Stored data entries:
[Start of section]

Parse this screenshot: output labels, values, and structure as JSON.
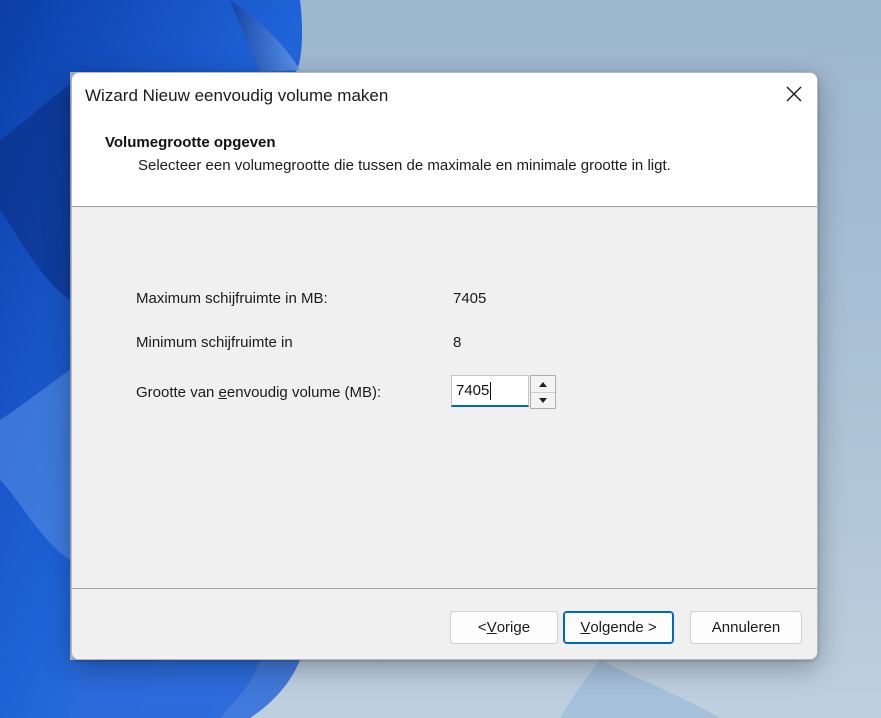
{
  "window": {
    "title": "Wizard Nieuw eenvoudig volume maken"
  },
  "header": {
    "title": "Volumegrootte opgeven",
    "subtitle": "Selecteer een volumegrootte die tussen de maximale en minimale grootte in ligt."
  },
  "fields": {
    "max_label": "Maximum schijfruimte in MB:",
    "max_value": "7405",
    "min_label": "Minimum schijfruimte in",
    "min_value": "8",
    "size_label_pre": "Grootte van ",
    "size_label_accel": "e",
    "size_label_post": "envoudig volume (MB):",
    "size_value": "7405"
  },
  "buttons": {
    "back_pre": "< ",
    "back_accel": "V",
    "back_post": "orige",
    "next_accel": "V",
    "next_post": "olgende >",
    "cancel": "Annuleren"
  },
  "colors": {
    "accent": "#0067c0",
    "dialog_body": "#f0f0f0",
    "wallpaper": "#a9bfd3",
    "wallpaper_bloom": "#1f5fd6"
  },
  "icons": {
    "close": "close-icon",
    "spin_up": "chevron-up-icon",
    "spin_down": "chevron-down-icon"
  }
}
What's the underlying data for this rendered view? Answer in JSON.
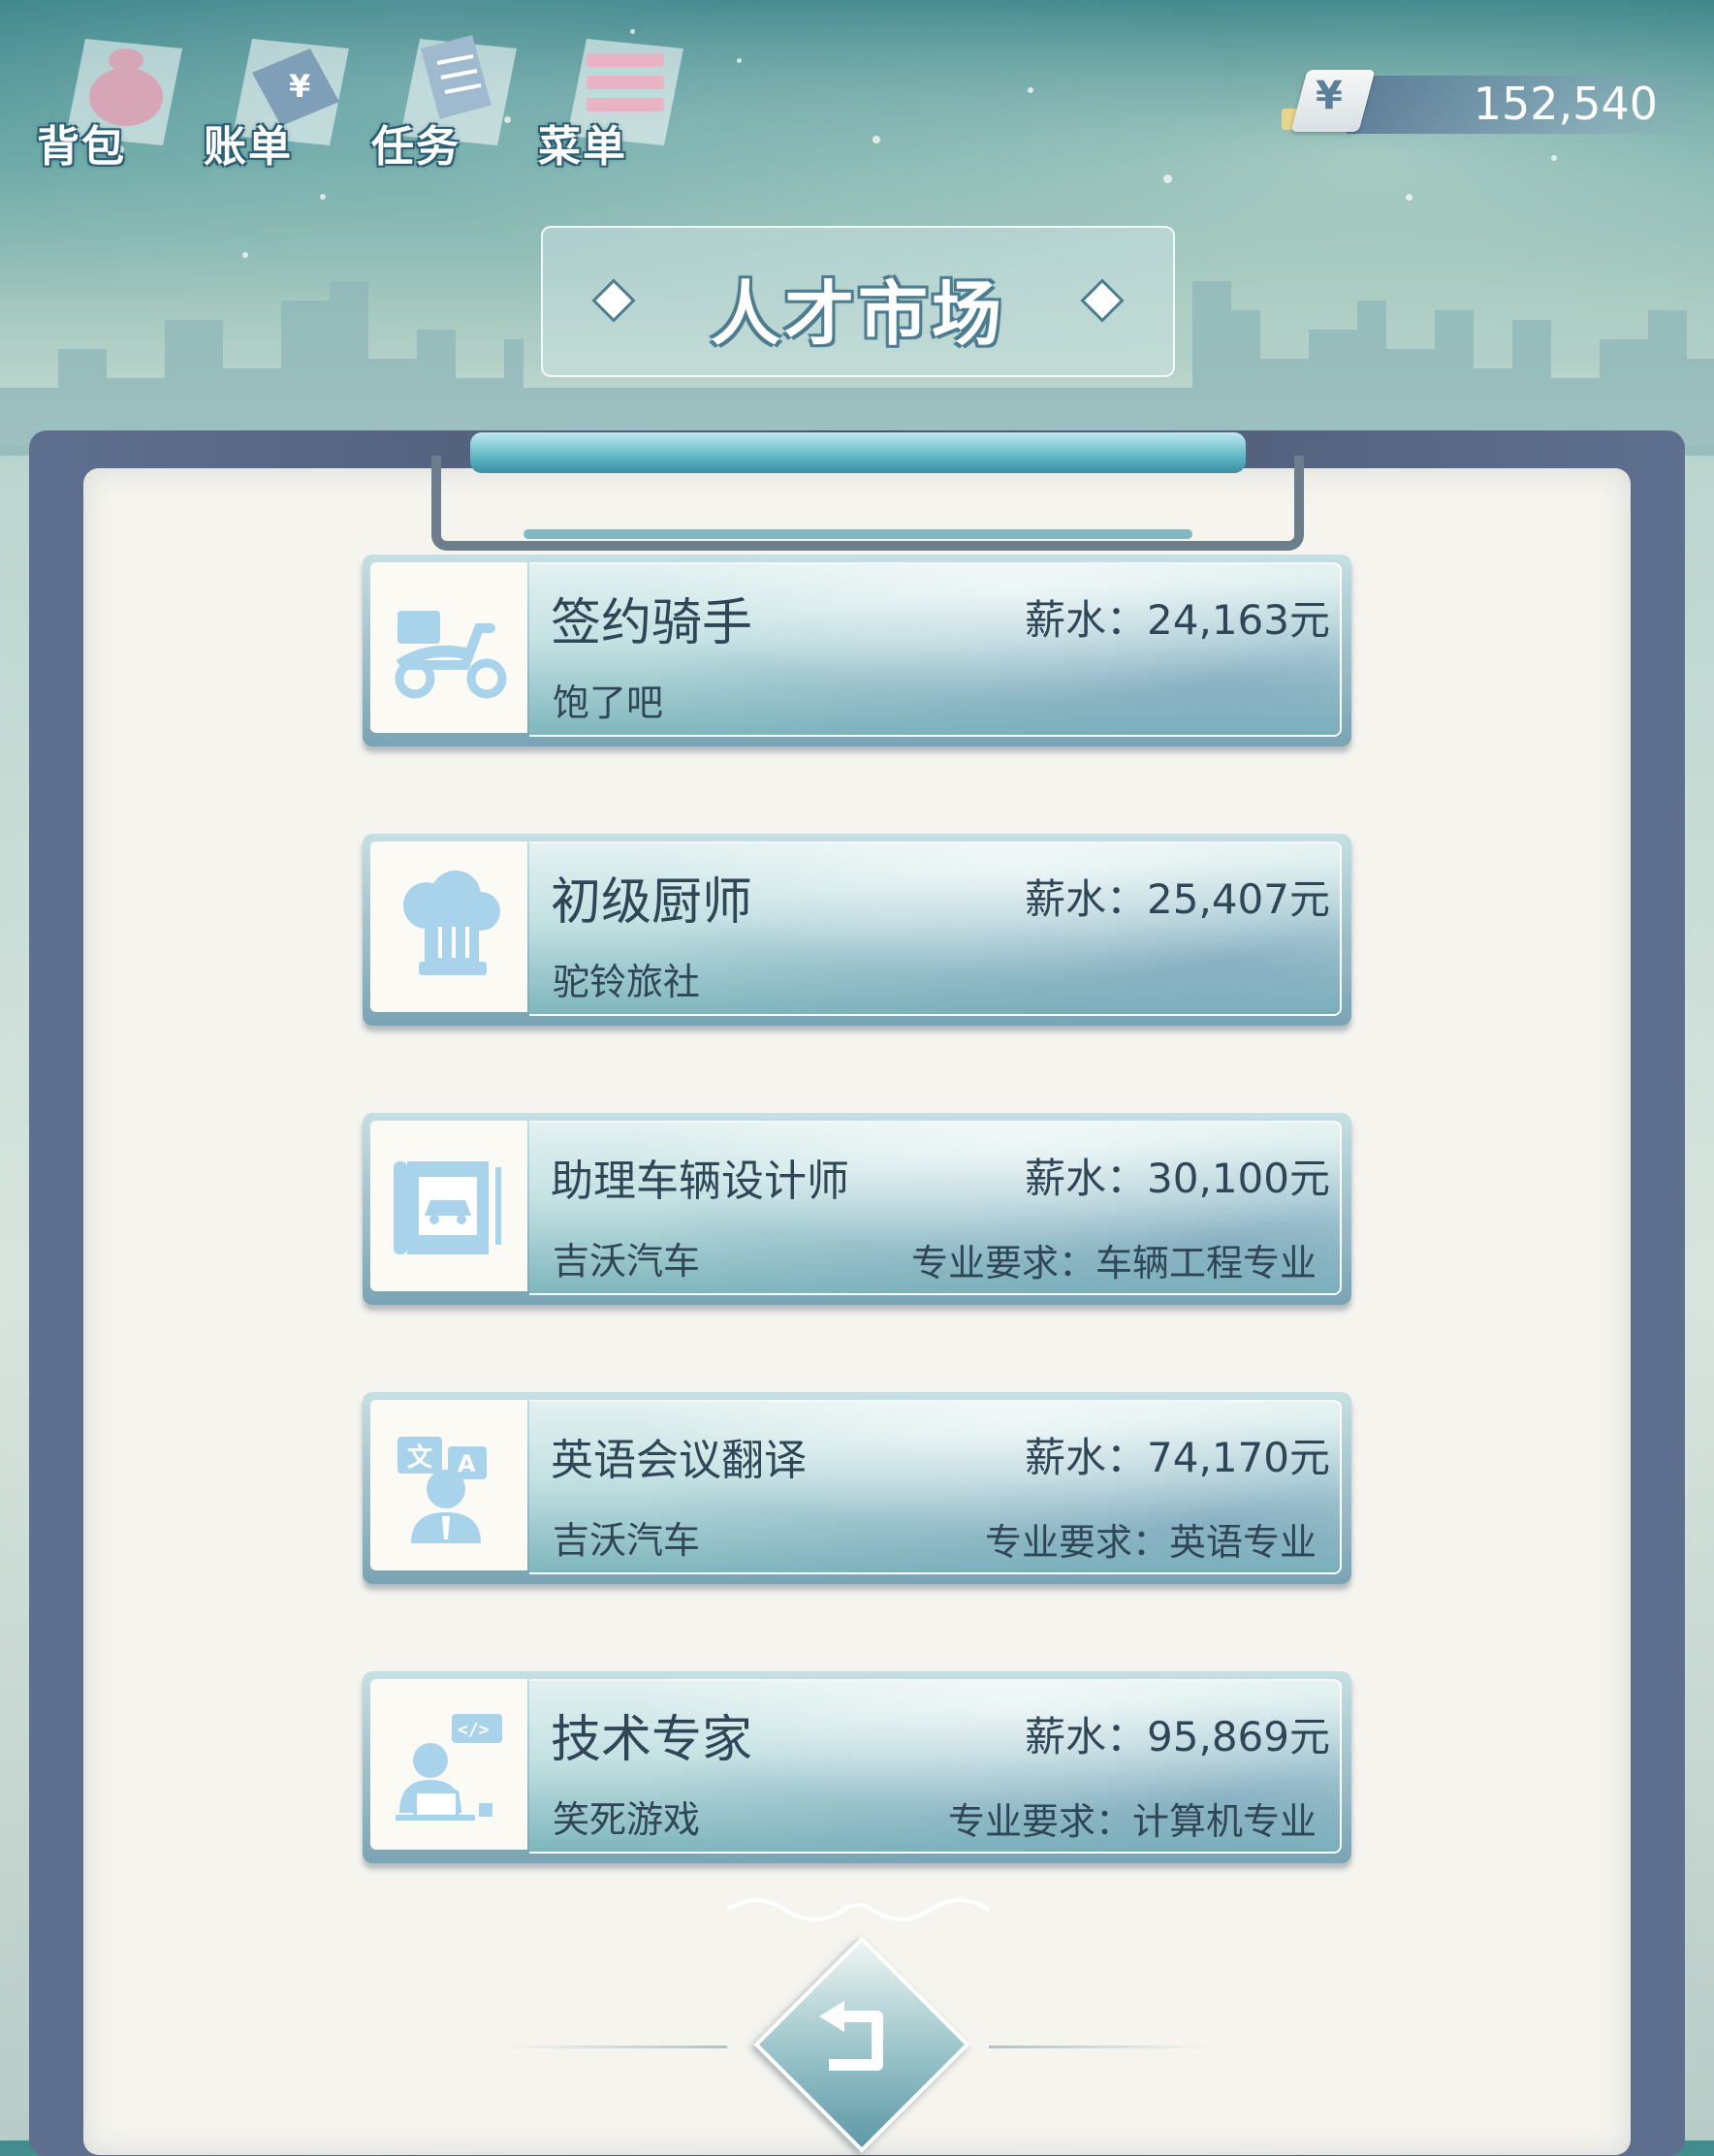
{
  "nav": {
    "items": [
      {
        "label": "背包",
        "icon": "bag-icon"
      },
      {
        "label": "账单",
        "icon": "bill-icon"
      },
      {
        "label": "任务",
        "icon": "task-icon"
      },
      {
        "label": "菜单",
        "icon": "menu-icon"
      }
    ]
  },
  "wallet": {
    "currency_symbol": "¥",
    "balance": "152,540"
  },
  "page": {
    "title": "人才市场"
  },
  "jobs": [
    {
      "title": "签约骑手",
      "salary": "薪水：24,163元",
      "company": "饱了吧",
      "requirement": "",
      "icon": "scooter-icon"
    },
    {
      "title": "初级厨师",
      "salary": "薪水：25,407元",
      "company": "驼铃旅社",
      "requirement": "",
      "icon": "chef-hat-icon"
    },
    {
      "title": "助理车辆设计师",
      "salary": "薪水：30,100元",
      "company": "吉沃汽车",
      "requirement": "专业要求：车辆工程专业",
      "icon": "car-blueprint-icon"
    },
    {
      "title": "英语会议翻译",
      "salary": "薪水：74,170元",
      "company": "吉沃汽车",
      "requirement": "专业要求：英语专业",
      "icon": "translator-icon"
    },
    {
      "title": "技术专家",
      "salary": "薪水：95,869元",
      "company": "笑死游戏",
      "requirement": "专业要求：计算机专业",
      "icon": "programmer-icon"
    }
  ],
  "back_button": {
    "icon": "back-arrow-icon"
  },
  "colors": {
    "accent": "#5fb7c4",
    "text": "#2f4656",
    "icon": "#a9d3ea"
  }
}
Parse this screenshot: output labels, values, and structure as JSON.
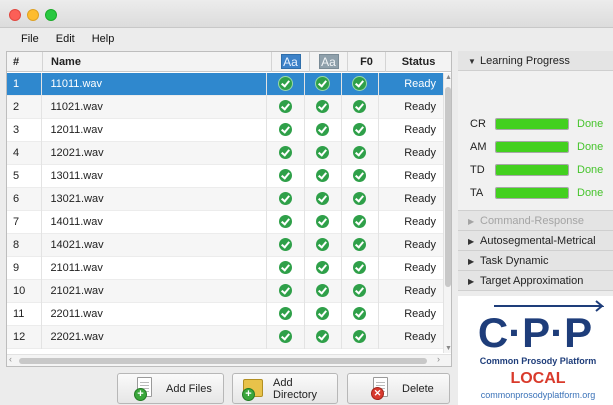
{
  "window": {
    "traffic_lights": [
      "close",
      "minimize",
      "zoom"
    ]
  },
  "menu": [
    "File",
    "Edit",
    "Help"
  ],
  "table": {
    "columns": {
      "num": "#",
      "name": "Name",
      "aa1": "Aa",
      "aa2": "Aa",
      "f0": "F0",
      "status": "Status"
    },
    "rows": [
      {
        "num": "1",
        "name": "11011.wav",
        "status": "Ready"
      },
      {
        "num": "2",
        "name": "11021.wav",
        "status": "Ready"
      },
      {
        "num": "3",
        "name": "12011.wav",
        "status": "Ready"
      },
      {
        "num": "4",
        "name": "12021.wav",
        "status": "Ready"
      },
      {
        "num": "5",
        "name": "13011.wav",
        "status": "Ready"
      },
      {
        "num": "6",
        "name": "13021.wav",
        "status": "Ready"
      },
      {
        "num": "7",
        "name": "14011.wav",
        "status": "Ready"
      },
      {
        "num": "8",
        "name": "14021.wav",
        "status": "Ready"
      },
      {
        "num": "9",
        "name": "21011.wav",
        "status": "Ready"
      },
      {
        "num": "10",
        "name": "21021.wav",
        "status": "Ready"
      },
      {
        "num": "11",
        "name": "22011.wav",
        "status": "Ready"
      },
      {
        "num": "12",
        "name": "22021.wav",
        "status": "Ready"
      }
    ],
    "selected_row": 1
  },
  "buttons": {
    "add_files": "Add Files",
    "add_directory": "Add Directory",
    "delete": "Delete"
  },
  "sidebar": {
    "learning_progress": {
      "title": "Learning Progress",
      "items": [
        {
          "label": "CR",
          "progress": 1.0,
          "status": "Done"
        },
        {
          "label": "AM",
          "progress": 1.0,
          "status": "Done"
        },
        {
          "label": "TD",
          "progress": 1.0,
          "status": "Done"
        },
        {
          "label": "TA",
          "progress": 1.0,
          "status": "Done"
        }
      ]
    },
    "sections": [
      {
        "title": "Command-Response",
        "enabled": false
      },
      {
        "title": "Autosegmental-Metrical",
        "enabled": true
      },
      {
        "title": "Task Dynamic",
        "enabled": true
      },
      {
        "title": "Target Approximation",
        "enabled": true
      }
    ]
  },
  "logo": {
    "mark": "C·P·P",
    "tagline": "Common Prosody Platform",
    "edition": "LOCAL",
    "url": "commonprosodyplatform.org"
  },
  "colors": {
    "selection": "#2f88ce",
    "check": "#2fa049",
    "progress_fill": "#43d01f",
    "done_text": "#46c42c",
    "logo_blue": "#1e3d7a",
    "logo_red": "#d93a2b"
  }
}
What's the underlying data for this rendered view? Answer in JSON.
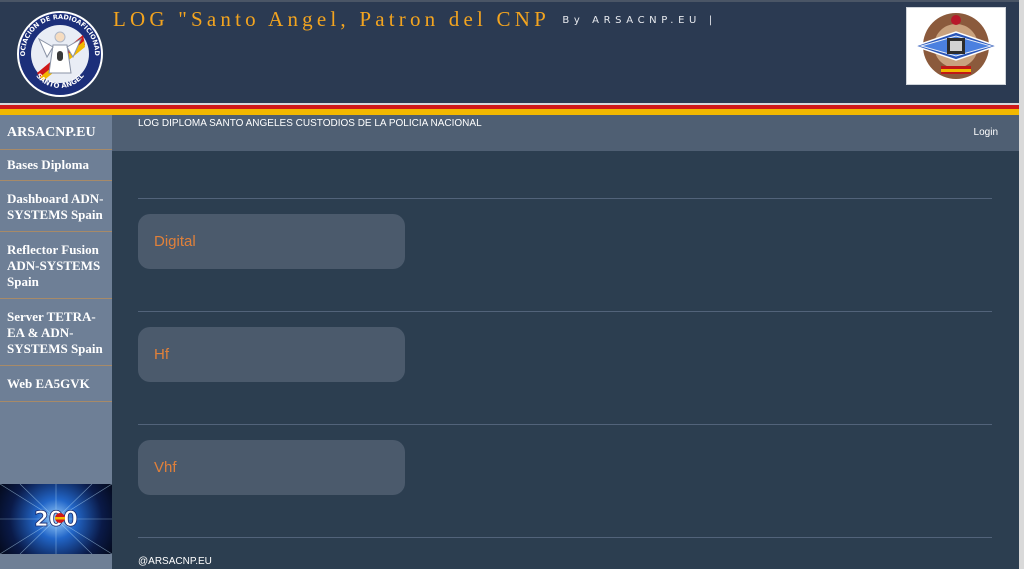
{
  "header": {
    "title": "LOG \"Santo Angel, Patron del CNP",
    "byline": "By ARSACNP.EU |",
    "logo_left_text": "ASOCIACIÓN DE RADIOAFICIONADOS SANTO ANGEL",
    "colors": {
      "title": "#f3a41f",
      "background": "#2b3a52"
    }
  },
  "sidebar": {
    "items": [
      {
        "label": "ARSACNP.EU"
      },
      {
        "label": "Bases Diploma"
      },
      {
        "label": "Dashboard ADN-SYSTEMS Spain"
      },
      {
        "label": "Reflector Fusion ADN-SYSTEMS Spain"
      },
      {
        "label": "Server TETRA-EA & ADN-SYSTEMS Spain"
      },
      {
        "label": "Web EA5GVK"
      }
    ],
    "banner_text": "200"
  },
  "topbar": {
    "page_title": "LOG DIPLOMA SANTO ANGELES CUSTODIOS DE LA POLICIA NACIONAL",
    "login": "Login"
  },
  "cards": [
    {
      "label": "Digital"
    },
    {
      "label": "Hf"
    },
    {
      "label": "Vhf"
    }
  ],
  "footer": {
    "text": "@ARSACNP.EU"
  },
  "colors": {
    "accent": "#e0803a",
    "sidebar": "#6e7f96",
    "content_bg": "#2c3e50"
  }
}
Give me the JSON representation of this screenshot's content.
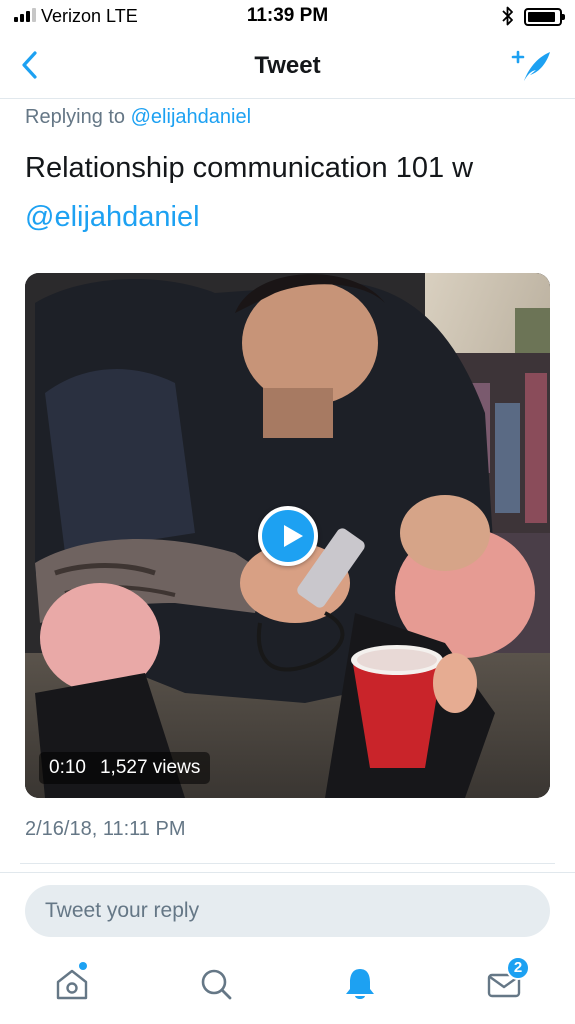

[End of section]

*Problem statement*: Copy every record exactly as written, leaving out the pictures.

*Result for this exercise*:
Parse this screenshot: output labels, values, and structure as JSON.
{
  "window": {
    "title": "Wizard Nieuw eenvoudig volume maken"
  },
  "header": {
    "title": "Volumegrootte opgeven",
    "subtitle": "Selecteer een volumegrootte die tussen de maximale en minimale grootte in ligt."
  },
  "fields": {
    "max_label": "Maximum schijfruimte in MB:",
    "max_value": "7405",
    "min_label": "Minimum schijfruimte in",
    "min_value": "8",
    "size_label_pre": "Grootte van ",
    "size_label_accel": "e",
    "size_label_post": "envoudig volume (MB):",
    "size_value": "7405"
  },
  "buttons": {
    "back_pre": "< ",
    "back_accel": "V",
    "back_post": "orige",
    "next_accel": "V",
    "next_post": "olgende >",
    "cancel": "Annuleren"
  },
  "colors": {
    "accent": "#0067c0",
    "dialog_body": "#f0f0f0",
    "wallpaper": "#a9bfd3",
    "wallpaper_bloom": "#1f5fd6"
  },
  "icons": {
    "close": "close-icon",
    "spin_up": "chevron-up-icon",
    "spin_down": "chevron-down-icon"
  }
}
What's the underlying data for this rendered view? Answer in JSON.
{
  "nav": {
    "items": [
      {
        "label": "背包",
        "icon": "bag-icon"
      },
      {
        "label": "账单",
        "icon": "bill-icon"
      },
      {
        "label": "任务",
        "icon": "task-icon"
      },
      {
        "label": "菜单",
        "icon": "menu-icon"
      }
    ]
  },
  "wallet": {
    "currency_symbol": "¥",
    "balance": "152,540"
  },
  "page": {
    "title": "人才市场"
  },
  "jobs": [
    {
      "title": "签约骑手",
      "salary": "薪水：24,163元",
      "company": "饱了吧",
      "requirement": "",
      "icon": "scooter-icon"
    },
    {
      "title": "初级厨师",
      "salary": "薪水：25,407元",
      "company": "驼铃旅社",
      "requirement": "",
      "icon": "chef-hat-icon"
    },
    {
      "title": "助理车辆设计师",
      "salary": "薪水：30,100元",
      "company": "吉沃汽车",
      "requirement": "专业要求：车辆工程专业",
      "icon": "car-blueprint-icon"
    },
    {
      "title": "英语会议翻译",
      "salary": "薪水：74,170元",
      "company": "吉沃汽车",
      "requirement": "专业要求：英语专业",
      "icon": "translator-icon"
    },
    {
      "title": "技术专家",
      "salary": "薪水：95,869元",
      "company": "笑死游戏",
      "requirement": "专业要求：计算机专业",
      "icon": "programmer-icon"
    }
  ],
  "back_button": {
    "icon": "back-arrow-icon"
  },
  "colors": {
    "accent": "#5fb7c4",
    "text": "#2f4656",
    "icon": "#a9d3ea"
  }
}
Parse this screenshot: output labels, values, and structure as JSON.
{
  "window": {
    "traffic_lights": [
      "close",
      "minimize",
      "zoom"
    ]
  },
  "menu": [
    "File",
    "Edit",
    "Help"
  ],
  "table": {
    "columns": {
      "num": "#",
      "name": "Name",
      "aa1": "Aa",
      "aa2": "Aa",
      "f0": "F0",
      "status": "Status"
    },
    "rows": [
      {
        "num": "1",
        "name": "11011.wav",
        "status": "Ready"
      },
      {
        "num": "2",
        "name": "11021.wav",
        "status": "Ready"
      },
      {
        "num": "3",
        "name": "12011.wav",
        "status": "Ready"
      },
      {
        "num": "4",
        "name": "12021.wav",
        "status": "Ready"
      },
      {
        "num": "5",
        "name": "13011.wav",
        "status": "Ready"
      },
      {
        "num": "6",
        "name": "13021.wav",
        "status": "Ready"
      },
      {
        "num": "7",
        "name": "14011.wav",
        "status": "Ready"
      },
      {
        "num": "8",
        "name": "14021.wav",
        "status": "Ready"
      },
      {
        "num": "9",
        "name": "21011.wav",
        "status": "Ready"
      },
      {
        "num": "10",
        "name": "21021.wav",
        "status": "Ready"
      },
      {
        "num": "11",
        "name": "22011.wav",
        "status": "Ready"
      },
      {
        "num": "12",
        "name": "22021.wav",
        "status": "Ready"
      }
    ],
    "selected_row": 1
  },
  "buttons": {
    "add_files": "Add Files",
    "add_directory": "Add Directory",
    "delete": "Delete"
  },
  "sidebar": {
    "learning_progress": {
      "title": "Learning Progress",
      "items": [
        {
          "label": "CR",
          "progress": 1.0,
          "status": "Done"
        },
        {
          "label": "AM",
          "progress": 1.0,
          "status": "Done"
        },
        {
          "label": "TD",
          "progress": 1.0,
          "status": "Done"
        },
        {
          "label": "TA",
          "progress": 1.0,
          "status": "Done"
        }
      ]
    },
    "sections": [
      {
        "title": "Command-Response",
        "enabled": false
      },
      {
        "title": "Autosegmental-Metrical",
        "enabled": true
      },
      {
        "title": "Task Dynamic",
        "enabled": true
      },
      {
        "title": "Target Approximation",
        "enabled": true
      }
    ]
  },
  "logo": {
    "mark": "C·P·P",
    "tagline": "Common Prosody Platform",
    "edition": "LOCAL",
    "url": "commonprosodyplatform.org"
  },
  "colors": {
    "selection": "#2f88ce",
    "check": "#2fa049",
    "progress_fill": "#43d01f",
    "done_text": "#46c42c",
    "logo_blue": "#1e3d7a",
    "logo_red": "#d93a2b"
  }
}
What's the underlying data for this rendered view? Answer in JSON.
{
  "header": {
    "title": "LOG \"Santo Angel, Patron del CNP",
    "byline": "By ARSACNP.EU |",
    "logo_left_text": "ASOCIACIÓN DE RADIOAFICIONADOS SANTO ANGEL",
    "colors": {
      "title": "#f3a41f",
      "background": "#2b3a52"
    }
  },
  "sidebar": {
    "items": [
      {
        "label": "ARSACNP.EU"
      },
      {
        "label": "Bases Diploma"
      },
      {
        "label": "Dashboard ADN-SYSTEMS Spain"
      },
      {
        "label": "Reflector Fusion ADN-SYSTEMS Spain"
      },
      {
        "label": "Server TETRA-EA & ADN-SYSTEMS Spain"
      },
      {
        "label": "Web EA5GVK"
      }
    ],
    "banner_text": "200"
  },
  "topbar": {
    "page_title": "LOG DIPLOMA SANTO ANGELES CUSTODIOS DE LA POLICIA NACIONAL",
    "login": "Login"
  },
  "cards": [
    {
      "label": "Digital"
    },
    {
      "label": "Hf"
    },
    {
      "label": "Vhf"
    }
  ],
  "footer": {
    "text": "@ARSACNP.EU"
  },
  "colors": {
    "accent": "#e0803a",
    "sidebar": "#6e7f96",
    "content_bg": "#2c3e50"
  }
}
Give me the JSON representation of this screenshot's content.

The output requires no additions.